So what causes a hypertonic pelvic floor?

Chronic stress: Tension patterns in the pelvic floor used to be unequivocally linked to sexual (or other types) of abuse. However researchers are finding that the vagina automatically fires (tenses up) in almost any type of stressful situation. The vagina does this to protect the incredibly precious goods inside and this is a direct reflection of the fight or flight response.

Physical trauma: Constant physical stress (load bearing), repetitive pressures running, cycling, jumping can all cause an overworked hypertonic pelvic floor.

Tummy Sucking: Many of us have replaced deep, abdominal activity with “sucking our stomach in,” and think we are constantly using our muscles.

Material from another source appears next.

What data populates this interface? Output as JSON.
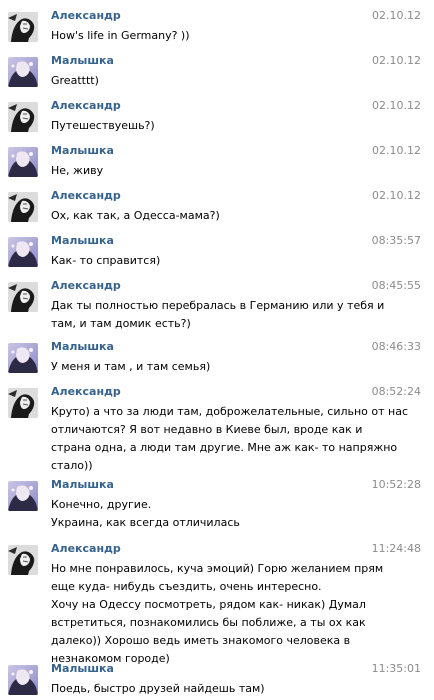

In reality, the sucking in motion is a pressure that pulls the abdomen’s contents up (not in). You get a temporary flat stomach that looks fantastic on the beach, but you also get a tucked pelvis, no butt muscles used when walking, no real core engagement, and excessive friction in the lumbar spine, hips and knees…and a hypertonic pelvic floor.

So what’s a gal to do? First of all, get checked out by a physiotherapist to understand how your floor is functioning. The truth is, most of us only do kegels halfway (read: incorrectly). The “hold your pee mid flow” analogy we’ve been taught is crap. All you’re doing is lifting up, working in one direction. You need to practice “letting go” just as much as lifting. You need to do it full range! Any anyone who is hypertonic should just be practicing “letting go” and omitting the lift entirely.

And finally, another reason to perfect your pelvic floor muscle function is because properly contracting and releasing that area connects to your deepest layer of abdominal muscles…which means truly flat strong lower abs! Can I get a “hell yeah!”

Knowledge IS power ladies!